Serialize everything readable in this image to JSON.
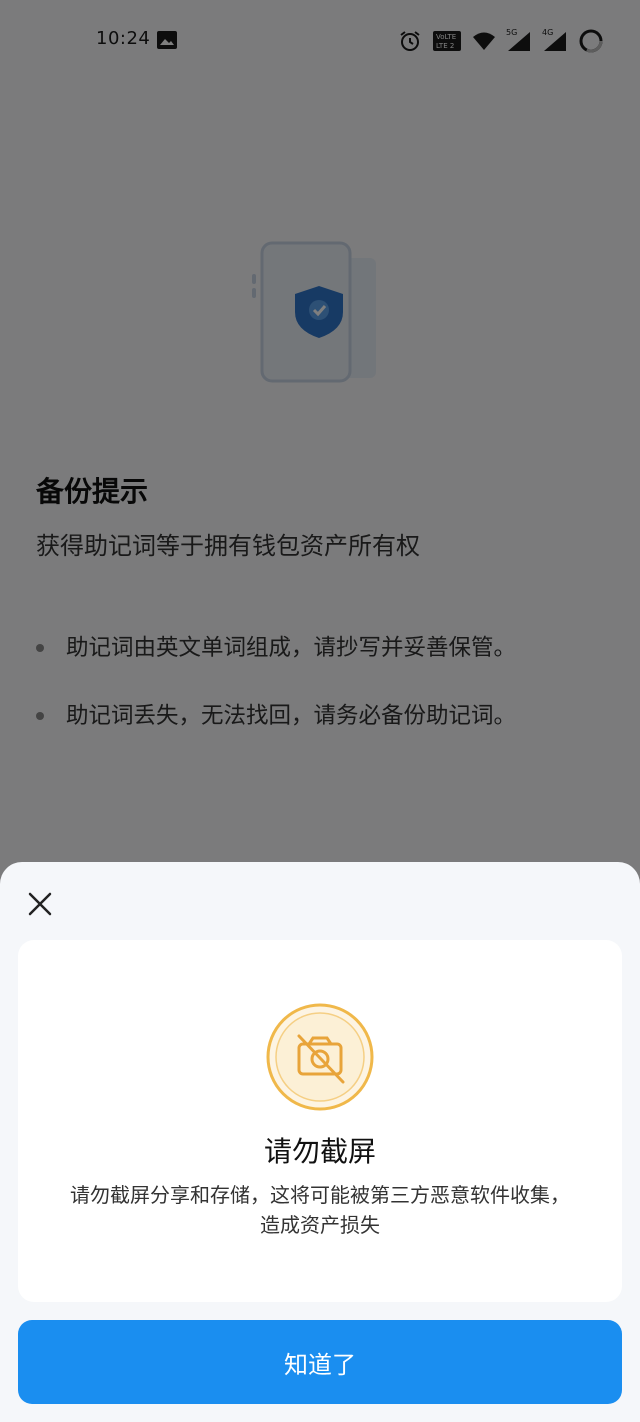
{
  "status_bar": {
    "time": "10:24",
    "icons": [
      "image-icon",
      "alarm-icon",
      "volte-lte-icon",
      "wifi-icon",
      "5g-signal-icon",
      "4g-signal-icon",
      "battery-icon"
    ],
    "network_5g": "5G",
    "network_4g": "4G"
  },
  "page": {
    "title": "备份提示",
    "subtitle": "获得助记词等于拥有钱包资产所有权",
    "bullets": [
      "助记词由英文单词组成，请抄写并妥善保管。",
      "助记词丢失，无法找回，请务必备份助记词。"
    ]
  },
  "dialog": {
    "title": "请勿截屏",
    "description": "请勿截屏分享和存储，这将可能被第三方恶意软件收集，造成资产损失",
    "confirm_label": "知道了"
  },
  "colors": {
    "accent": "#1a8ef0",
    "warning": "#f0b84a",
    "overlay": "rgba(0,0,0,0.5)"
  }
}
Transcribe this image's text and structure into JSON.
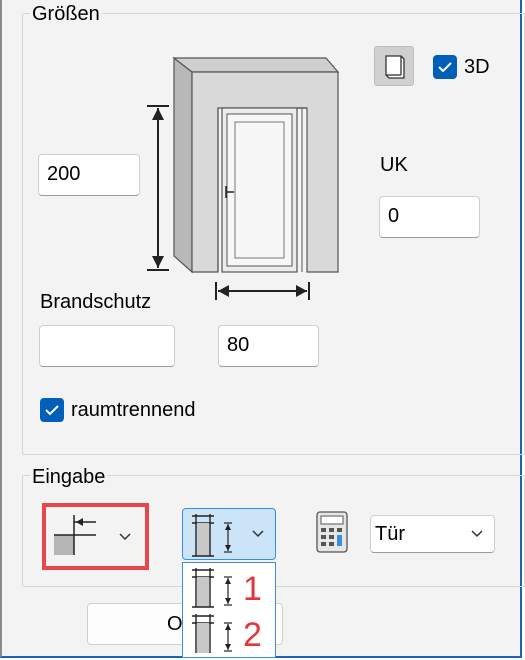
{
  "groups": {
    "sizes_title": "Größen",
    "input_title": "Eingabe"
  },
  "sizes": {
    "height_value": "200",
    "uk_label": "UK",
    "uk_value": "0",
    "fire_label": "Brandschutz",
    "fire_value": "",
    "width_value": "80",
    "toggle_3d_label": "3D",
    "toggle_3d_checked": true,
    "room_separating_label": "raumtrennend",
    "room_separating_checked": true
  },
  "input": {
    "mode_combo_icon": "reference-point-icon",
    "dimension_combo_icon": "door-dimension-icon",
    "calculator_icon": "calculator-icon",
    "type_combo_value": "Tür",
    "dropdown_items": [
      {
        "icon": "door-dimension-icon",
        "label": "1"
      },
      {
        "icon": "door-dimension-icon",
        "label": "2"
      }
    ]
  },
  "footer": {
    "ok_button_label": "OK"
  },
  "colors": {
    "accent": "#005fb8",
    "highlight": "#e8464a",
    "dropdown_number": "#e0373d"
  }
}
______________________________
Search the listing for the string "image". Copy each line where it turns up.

● Solution for this exercise
Serialize everything readable in this image to JSON.
      "image-icon",
Transcribe this image's text and structure into JSON.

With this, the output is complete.